The two were the only two boys who wouldn’t go home on the weekend, but their peers would go home. But the acceptance that French boys just don’t make it. And it seemed like everyone around the sport just had to remind us at every step that we weren’t going to get there.
“Their doubt and our belief bonded us. We both knew what sort of sacrifices we had made, that our families had made, to get us to where we were. If I’m being completely honest, I think, deep down, Anthoine and I both thought we weren’t going to make it. The odds truly were not in our favour.”
At Spa, Gasly believes that he was beginning a new chapter and felt he was “on my upward trajectory and eventually become world champion. But being put back in the middle of the pack at Toro Rosso, I felt like I was evolving out of the old Pierre”
Read the full article by Gasly
Marques ‘terrified’ of dying from Coronavirus
Former Minardi driver Tarso Marques says he was terrified that he was going to die after a serious case of coronavirus, which he is now recovering. Speaking to the Portuguese Caras magazine, Marques reviled he had 85% of his lungs compromised and was rushed to intensive care in hospital.
He said, “I thought it was all right – I was always very healthy, I had good nutrition, I did physical activity. I thought that nothing would happen to me. What I really cared about was my parents.”
“Two hours after this new diagnosis, I was already short of breath. Another hour and I couldn’t breathe anymore. Now, speaking in this interview, I still only have 30% of my lung capacity.
“The first three, four days in the hospital were like terror. You are practically dead there. It destroys you. I got so much medicine – every three hours a tray with an injection, corticosteroids [anti-inflammatory steroids]. I spent nine days without sleep, I used oxygen at the limit.”
Marques says “one thing after another – stomach pain, there is an allergy out of nowhere in my legs, I am still full of spots, I was sobbing for two whole days, I had a hellish headache. The virus is attacking every place.”
Alfa Romeo biggest surprise in testing – Russell
George Russell believes that Alfa Romeo was the biggest surprise in pre-season testing, following the teams difficult 2020. Last season, both Kimi Raikkonen and Antonio Giovinazzi struggled to make an impression in the midfield partly because of the settlement between Ferrari and the FIA over the 2019 engine.
In Bahrain last week, Alfa Romeo showed signs of a step forward with Raikkonen ending the final day fourth fastest. The team are still expected to be battling this season with the Swiss team as well as Haas.
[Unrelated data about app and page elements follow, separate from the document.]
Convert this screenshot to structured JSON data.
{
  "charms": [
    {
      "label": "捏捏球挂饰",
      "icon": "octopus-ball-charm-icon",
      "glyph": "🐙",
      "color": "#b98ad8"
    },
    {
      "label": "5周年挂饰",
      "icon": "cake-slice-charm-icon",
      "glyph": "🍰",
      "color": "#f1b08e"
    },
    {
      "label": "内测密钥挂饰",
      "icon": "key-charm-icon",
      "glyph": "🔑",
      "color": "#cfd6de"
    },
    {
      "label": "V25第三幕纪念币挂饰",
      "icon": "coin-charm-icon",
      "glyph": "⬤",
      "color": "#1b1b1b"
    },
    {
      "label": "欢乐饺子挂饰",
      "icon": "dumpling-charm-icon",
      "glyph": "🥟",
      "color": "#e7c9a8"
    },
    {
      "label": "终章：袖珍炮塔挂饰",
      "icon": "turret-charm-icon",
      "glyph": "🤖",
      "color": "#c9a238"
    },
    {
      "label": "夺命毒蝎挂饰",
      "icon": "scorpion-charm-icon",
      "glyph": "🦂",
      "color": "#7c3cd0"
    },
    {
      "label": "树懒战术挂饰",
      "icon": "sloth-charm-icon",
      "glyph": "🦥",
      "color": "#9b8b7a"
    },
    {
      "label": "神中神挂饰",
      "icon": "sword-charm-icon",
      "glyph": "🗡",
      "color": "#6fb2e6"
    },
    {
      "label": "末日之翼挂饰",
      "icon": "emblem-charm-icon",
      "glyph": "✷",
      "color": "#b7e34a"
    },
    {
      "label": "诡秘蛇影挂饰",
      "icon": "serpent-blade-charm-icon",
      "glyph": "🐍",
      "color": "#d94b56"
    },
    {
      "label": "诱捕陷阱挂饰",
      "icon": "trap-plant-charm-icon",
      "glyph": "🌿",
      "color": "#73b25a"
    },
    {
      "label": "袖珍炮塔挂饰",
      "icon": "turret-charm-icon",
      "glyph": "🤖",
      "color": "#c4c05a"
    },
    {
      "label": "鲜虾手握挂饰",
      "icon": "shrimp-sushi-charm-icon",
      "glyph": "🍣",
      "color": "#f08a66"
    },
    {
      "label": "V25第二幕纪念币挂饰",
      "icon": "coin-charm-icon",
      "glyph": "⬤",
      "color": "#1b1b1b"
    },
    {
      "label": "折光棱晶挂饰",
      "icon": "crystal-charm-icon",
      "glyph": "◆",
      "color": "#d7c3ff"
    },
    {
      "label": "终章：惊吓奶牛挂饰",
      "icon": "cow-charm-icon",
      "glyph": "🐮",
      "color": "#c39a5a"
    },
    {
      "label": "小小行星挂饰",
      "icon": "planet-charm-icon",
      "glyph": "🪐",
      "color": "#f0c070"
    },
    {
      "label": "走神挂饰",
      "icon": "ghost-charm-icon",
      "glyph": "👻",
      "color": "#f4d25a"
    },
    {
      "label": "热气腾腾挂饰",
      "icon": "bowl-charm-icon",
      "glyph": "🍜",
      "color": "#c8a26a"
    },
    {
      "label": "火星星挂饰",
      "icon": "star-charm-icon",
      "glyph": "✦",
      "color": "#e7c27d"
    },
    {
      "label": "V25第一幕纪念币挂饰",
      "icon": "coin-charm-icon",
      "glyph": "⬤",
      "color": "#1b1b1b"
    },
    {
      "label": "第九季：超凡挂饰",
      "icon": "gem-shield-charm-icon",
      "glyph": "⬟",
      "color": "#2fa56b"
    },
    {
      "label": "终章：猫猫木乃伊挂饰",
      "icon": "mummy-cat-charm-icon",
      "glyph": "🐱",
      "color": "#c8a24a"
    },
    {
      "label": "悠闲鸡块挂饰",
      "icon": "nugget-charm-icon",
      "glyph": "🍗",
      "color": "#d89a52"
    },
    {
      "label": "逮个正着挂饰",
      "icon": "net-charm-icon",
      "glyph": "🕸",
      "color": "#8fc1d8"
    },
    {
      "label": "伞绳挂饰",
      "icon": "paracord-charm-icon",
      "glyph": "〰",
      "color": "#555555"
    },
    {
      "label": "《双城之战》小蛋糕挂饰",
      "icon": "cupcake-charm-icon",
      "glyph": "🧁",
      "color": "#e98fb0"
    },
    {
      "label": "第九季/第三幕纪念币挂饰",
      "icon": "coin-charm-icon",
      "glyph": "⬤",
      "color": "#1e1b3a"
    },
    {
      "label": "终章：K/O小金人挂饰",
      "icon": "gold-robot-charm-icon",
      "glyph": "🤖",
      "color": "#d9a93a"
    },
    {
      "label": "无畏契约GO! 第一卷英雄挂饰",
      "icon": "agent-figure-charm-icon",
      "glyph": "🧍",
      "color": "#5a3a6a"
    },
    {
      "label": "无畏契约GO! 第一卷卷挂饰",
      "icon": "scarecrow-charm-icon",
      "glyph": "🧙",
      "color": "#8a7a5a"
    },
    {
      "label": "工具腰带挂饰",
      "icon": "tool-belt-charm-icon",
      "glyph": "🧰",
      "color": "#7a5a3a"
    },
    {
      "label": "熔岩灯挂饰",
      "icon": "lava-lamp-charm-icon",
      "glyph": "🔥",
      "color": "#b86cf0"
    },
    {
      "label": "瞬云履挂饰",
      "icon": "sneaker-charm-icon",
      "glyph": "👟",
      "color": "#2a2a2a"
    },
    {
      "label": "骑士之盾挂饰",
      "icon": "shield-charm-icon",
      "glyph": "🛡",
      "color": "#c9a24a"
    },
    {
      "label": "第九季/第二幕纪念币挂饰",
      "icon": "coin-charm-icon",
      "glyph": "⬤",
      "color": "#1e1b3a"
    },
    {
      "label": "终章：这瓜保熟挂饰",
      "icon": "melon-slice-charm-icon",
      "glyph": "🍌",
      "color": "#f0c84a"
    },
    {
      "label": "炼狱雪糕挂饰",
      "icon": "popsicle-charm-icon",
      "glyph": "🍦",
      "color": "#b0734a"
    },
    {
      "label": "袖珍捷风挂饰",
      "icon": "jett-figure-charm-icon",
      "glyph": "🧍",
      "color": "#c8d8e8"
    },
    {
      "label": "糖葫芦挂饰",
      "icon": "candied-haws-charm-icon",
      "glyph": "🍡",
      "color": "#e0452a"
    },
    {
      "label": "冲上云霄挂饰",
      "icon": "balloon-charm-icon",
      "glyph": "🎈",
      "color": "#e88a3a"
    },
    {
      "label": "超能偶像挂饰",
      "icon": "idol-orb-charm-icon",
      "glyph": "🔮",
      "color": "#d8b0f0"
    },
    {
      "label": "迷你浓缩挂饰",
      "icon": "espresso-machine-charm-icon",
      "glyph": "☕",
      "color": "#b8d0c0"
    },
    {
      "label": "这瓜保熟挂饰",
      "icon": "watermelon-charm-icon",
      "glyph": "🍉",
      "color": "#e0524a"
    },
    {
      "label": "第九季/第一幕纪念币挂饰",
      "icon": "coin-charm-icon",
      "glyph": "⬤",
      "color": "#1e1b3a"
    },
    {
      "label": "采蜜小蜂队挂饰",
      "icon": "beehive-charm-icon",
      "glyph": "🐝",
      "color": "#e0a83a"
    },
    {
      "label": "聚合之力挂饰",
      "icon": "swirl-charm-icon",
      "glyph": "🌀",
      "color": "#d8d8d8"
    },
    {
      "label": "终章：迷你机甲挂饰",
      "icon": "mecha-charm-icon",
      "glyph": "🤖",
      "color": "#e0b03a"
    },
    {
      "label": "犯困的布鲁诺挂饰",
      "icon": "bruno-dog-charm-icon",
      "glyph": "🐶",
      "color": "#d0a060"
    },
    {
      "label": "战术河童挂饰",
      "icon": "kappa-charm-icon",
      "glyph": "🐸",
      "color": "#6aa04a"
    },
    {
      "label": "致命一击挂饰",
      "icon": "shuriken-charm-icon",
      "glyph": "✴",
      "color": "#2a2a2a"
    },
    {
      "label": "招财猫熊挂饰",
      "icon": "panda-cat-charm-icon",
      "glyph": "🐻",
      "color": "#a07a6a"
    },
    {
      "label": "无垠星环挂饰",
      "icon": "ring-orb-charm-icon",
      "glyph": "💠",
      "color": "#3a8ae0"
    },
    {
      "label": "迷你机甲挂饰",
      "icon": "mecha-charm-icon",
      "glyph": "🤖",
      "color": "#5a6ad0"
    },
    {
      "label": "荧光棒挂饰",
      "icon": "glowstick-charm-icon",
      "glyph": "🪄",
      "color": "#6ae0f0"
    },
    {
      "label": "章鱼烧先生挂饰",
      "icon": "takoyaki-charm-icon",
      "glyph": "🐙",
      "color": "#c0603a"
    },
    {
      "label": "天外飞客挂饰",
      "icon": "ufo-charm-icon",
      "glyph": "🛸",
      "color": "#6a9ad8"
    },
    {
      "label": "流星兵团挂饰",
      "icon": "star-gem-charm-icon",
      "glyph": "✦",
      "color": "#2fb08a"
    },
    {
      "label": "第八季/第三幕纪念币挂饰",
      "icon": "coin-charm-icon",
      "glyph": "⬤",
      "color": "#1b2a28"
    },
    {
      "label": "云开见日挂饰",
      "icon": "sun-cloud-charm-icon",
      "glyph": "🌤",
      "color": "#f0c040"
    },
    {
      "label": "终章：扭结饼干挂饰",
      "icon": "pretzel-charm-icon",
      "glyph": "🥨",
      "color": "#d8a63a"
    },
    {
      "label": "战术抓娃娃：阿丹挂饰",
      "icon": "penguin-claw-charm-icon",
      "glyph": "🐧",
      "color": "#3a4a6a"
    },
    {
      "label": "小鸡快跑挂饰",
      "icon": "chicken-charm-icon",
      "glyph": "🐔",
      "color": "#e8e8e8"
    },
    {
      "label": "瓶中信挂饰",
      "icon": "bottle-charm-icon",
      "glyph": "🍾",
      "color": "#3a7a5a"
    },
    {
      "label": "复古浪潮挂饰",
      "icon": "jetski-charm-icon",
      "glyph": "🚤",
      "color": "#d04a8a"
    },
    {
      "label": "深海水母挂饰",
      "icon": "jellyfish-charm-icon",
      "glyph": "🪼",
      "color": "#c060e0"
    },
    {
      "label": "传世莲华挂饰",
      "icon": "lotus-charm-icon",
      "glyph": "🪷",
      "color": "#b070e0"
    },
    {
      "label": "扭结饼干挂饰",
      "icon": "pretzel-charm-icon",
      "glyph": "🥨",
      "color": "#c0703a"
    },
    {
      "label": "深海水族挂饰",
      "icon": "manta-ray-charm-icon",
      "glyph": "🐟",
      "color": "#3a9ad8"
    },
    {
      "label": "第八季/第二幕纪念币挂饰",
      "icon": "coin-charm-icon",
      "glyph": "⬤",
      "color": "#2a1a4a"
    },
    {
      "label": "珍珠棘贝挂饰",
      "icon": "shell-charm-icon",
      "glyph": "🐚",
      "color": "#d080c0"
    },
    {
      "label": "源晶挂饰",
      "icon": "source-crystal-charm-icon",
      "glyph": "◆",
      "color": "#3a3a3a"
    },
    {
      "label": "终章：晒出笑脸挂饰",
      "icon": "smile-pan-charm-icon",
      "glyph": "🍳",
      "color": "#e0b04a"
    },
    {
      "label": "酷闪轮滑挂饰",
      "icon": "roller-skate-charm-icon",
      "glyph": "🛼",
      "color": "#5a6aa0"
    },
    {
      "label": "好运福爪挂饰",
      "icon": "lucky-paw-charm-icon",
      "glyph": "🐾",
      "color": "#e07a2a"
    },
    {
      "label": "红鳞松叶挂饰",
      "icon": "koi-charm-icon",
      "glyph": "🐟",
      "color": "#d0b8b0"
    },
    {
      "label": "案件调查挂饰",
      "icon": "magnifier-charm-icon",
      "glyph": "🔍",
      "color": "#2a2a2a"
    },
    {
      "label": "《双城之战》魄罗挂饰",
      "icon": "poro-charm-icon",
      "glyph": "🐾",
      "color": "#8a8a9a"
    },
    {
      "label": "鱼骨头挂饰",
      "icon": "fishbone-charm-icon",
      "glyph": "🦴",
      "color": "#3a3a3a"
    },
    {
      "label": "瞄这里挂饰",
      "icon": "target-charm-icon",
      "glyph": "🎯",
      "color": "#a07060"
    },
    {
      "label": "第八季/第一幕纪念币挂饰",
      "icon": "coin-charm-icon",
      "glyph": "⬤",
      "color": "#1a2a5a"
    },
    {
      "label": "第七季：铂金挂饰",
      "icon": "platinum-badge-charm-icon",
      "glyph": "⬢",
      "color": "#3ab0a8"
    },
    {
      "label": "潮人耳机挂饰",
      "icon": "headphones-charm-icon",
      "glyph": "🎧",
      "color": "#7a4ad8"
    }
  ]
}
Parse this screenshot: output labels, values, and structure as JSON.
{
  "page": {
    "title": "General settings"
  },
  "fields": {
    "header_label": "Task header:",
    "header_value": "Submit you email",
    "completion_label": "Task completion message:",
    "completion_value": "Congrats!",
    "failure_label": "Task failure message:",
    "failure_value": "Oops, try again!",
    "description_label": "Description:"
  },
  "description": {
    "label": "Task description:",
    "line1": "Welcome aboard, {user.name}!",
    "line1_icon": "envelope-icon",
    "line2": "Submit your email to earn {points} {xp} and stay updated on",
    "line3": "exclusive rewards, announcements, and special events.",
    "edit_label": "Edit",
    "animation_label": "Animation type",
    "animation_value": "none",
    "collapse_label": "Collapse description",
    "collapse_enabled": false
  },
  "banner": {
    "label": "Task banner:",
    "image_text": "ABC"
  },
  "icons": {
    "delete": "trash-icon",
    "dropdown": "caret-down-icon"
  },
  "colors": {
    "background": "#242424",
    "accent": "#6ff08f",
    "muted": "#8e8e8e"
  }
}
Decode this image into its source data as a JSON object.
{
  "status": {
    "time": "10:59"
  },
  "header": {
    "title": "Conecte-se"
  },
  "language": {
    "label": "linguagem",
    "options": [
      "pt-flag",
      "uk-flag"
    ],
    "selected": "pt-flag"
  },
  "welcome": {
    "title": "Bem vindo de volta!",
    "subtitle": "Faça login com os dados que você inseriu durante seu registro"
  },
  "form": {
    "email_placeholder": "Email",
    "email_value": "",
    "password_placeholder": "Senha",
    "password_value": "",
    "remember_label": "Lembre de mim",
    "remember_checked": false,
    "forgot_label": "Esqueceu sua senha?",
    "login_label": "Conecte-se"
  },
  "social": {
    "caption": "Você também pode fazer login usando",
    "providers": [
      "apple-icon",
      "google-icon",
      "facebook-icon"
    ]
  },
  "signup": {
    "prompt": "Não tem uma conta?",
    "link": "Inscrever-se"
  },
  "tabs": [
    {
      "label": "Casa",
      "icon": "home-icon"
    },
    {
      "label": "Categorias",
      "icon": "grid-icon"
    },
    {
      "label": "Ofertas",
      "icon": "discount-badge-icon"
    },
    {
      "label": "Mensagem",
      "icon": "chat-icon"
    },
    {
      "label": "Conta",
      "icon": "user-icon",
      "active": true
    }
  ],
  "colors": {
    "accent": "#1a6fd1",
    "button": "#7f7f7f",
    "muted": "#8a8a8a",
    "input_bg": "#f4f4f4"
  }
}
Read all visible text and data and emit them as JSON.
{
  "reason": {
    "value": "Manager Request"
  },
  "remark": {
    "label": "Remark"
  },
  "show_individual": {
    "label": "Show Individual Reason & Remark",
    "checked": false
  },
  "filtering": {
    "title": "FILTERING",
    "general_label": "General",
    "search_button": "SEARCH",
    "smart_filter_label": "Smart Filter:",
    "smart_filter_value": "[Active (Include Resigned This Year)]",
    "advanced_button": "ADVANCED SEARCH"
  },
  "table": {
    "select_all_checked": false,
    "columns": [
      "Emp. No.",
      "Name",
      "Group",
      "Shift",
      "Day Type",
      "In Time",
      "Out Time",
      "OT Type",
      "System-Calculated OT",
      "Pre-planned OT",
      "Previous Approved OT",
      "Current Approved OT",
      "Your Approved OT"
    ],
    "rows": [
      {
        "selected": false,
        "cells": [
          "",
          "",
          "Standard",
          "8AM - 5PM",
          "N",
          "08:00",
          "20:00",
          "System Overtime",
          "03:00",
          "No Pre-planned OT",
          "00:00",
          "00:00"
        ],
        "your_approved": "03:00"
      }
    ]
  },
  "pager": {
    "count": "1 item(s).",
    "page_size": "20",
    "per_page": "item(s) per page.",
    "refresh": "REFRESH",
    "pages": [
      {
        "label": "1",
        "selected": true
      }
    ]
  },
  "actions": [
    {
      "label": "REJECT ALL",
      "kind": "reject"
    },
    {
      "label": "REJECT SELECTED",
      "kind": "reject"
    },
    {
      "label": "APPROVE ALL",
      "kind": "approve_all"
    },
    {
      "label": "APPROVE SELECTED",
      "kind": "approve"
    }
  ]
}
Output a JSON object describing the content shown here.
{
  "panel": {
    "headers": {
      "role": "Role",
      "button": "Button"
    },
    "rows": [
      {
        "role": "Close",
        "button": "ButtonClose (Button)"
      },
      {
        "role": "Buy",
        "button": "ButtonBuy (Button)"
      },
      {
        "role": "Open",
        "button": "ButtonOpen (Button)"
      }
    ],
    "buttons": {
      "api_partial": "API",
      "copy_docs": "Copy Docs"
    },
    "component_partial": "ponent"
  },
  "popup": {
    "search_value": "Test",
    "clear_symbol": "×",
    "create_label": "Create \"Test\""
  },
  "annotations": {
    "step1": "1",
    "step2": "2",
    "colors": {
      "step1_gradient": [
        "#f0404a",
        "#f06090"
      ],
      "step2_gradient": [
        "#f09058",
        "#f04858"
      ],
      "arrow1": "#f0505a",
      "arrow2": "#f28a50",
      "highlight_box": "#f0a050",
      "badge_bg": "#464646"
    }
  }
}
Speaking about Alfa’s performance on the final day of testing, Russell said, “Kimi looked very, very fast. I have to give him credit. Although I need to look deeper into the data, I would say at the moment they look like the most surprising team. I can’t honestly tell you where I think we are in comparison, but on the face of things, Kimi looked very fast.”
The C41 looks to be a sign of being a step forward and with Giovinazzi appearing upbeat about the progress the team has made going into the new season. He told Motorsport.com, “I am happy with the work done in Sakhir. Although they are still tests, I believe that the first impression with the car is still important.”
“Despite the difficult conditions with the wind and sand on the first day, I never had any particular problems. In fact, even in the tricky conditions, the car proved to be stable and you could drive it with pleasure. I would say that this is a well-born project, and we can be satisfied with the work of preparing for the season.”
All of the teams have been working to recover lost downforce following a ten per cent cut in downforce, Giovinazzi said these changes had made the car better. Saying “The front of the car is more responsive, especially in the low-speed sections, and in general the feeling is positive in all types of corners.”